During Adventist history there have been more than 20 attempts to set a date for the Second Coming.
It all started with the anticipation that on October 22, 1844, Jesus would return to this earth.
Then there was the hope that He'd come about the same time in 1845. Would He come in 1851? 1894?
More recent speculation centered on 1917. Then 1928, 1938, and 1964. More recently some of God's people calculated the jubilee years and decided Jesus would return in October of 1987. Other jubilee calculations centered on His coming in 1991. Some suggested that the year would be 1994 or 1996 or 1998. Still others try to work out the time of His coming based on seven cycles of 1,000 years each.
Just what does the Bible say about the end of time and the return of our Lord?
Beginning with Genesis, Dr. Jon Paulien traces the development of end-time thinking through Abraham and the prophets.
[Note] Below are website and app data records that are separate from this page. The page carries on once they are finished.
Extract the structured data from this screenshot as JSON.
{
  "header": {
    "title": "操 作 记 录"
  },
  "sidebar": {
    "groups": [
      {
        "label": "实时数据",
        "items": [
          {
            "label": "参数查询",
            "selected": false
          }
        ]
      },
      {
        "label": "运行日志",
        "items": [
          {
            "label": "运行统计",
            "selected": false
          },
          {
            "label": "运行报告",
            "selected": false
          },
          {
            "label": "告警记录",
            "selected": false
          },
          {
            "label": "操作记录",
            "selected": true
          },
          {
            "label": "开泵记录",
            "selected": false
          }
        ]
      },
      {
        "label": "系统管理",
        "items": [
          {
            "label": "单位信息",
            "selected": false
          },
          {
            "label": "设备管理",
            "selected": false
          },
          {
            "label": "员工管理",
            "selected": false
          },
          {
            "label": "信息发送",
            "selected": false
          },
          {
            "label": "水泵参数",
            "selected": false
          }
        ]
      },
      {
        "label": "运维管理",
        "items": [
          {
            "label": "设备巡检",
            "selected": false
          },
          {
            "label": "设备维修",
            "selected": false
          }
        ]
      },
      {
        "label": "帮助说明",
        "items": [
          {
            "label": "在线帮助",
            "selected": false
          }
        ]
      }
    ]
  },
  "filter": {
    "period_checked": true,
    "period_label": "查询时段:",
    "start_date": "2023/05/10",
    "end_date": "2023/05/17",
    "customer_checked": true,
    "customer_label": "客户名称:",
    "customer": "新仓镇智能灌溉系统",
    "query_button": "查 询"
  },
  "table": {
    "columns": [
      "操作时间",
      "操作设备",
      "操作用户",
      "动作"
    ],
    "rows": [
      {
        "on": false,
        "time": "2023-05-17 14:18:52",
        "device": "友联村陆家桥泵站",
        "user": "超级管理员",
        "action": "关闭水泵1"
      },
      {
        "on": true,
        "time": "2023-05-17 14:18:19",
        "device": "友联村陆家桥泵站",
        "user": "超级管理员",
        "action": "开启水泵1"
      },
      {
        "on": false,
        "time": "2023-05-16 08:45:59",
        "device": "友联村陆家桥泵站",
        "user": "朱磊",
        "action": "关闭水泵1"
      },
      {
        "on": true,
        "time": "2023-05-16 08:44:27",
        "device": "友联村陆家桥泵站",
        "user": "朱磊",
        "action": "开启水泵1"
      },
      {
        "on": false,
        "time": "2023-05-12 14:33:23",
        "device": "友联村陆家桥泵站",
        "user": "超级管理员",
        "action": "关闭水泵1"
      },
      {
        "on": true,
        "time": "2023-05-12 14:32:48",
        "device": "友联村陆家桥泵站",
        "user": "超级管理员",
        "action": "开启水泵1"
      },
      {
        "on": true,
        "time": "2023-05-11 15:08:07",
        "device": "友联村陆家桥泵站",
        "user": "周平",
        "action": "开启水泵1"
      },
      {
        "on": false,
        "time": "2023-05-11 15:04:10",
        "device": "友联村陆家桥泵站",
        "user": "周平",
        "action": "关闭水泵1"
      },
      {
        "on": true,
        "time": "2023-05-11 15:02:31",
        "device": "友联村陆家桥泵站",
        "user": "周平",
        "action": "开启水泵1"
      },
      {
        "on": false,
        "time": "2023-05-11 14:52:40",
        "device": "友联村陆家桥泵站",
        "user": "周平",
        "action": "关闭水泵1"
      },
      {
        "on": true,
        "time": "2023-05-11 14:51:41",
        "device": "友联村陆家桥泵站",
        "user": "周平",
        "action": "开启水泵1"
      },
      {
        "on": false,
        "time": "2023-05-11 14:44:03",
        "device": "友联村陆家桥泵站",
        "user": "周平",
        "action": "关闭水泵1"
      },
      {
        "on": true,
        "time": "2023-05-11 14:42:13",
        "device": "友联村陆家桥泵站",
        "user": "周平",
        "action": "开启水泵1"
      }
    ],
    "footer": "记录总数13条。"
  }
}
He explains what the devout thought about the end during the years between the Old and New Testaments. Then he explores what the New Testament thinkers say about the end--Jesus, Paul, Peter, and John the revelator. This faith-building exposition of Scripture helps sharpen our view of last-day events, but above all it focuses on Jesus Himself, who alone adds meaning to the end of time.
Questions Raised and Answered in What the Bible Says About the End-Time
- What is the meaning of current events?
- Is the Lord really about to come, bringing to an end this world's history?
- What does God wants us to learn when we see such awesome events?
- How should we respond?
- Were the prophecies in the Bible given to satisfy our curiosity about the future? Or did God have a different purpose in mind?
- Is it possible for Adventists to be so busy sharpening their theology that they forget to live it?
- How can we maintain the balance between "occupying" and expectation?
- When the world faces the consummate deception at the end, is there a simple way by which God's people can tell whose side they are one?
- Is the day of worship really the central issue at the end, or are Adventists living in a hermeneutical fantasy land?
- Is it possible that as a people Adventists have been offering "testing truth" for the world (the first table of the law) for so long that we have overlooked the "testing truth" for ourselves (the second table of the law)?
- Have we crossed that fine line leading to an irrevocable and rapid conclusion of all things in the next year or two?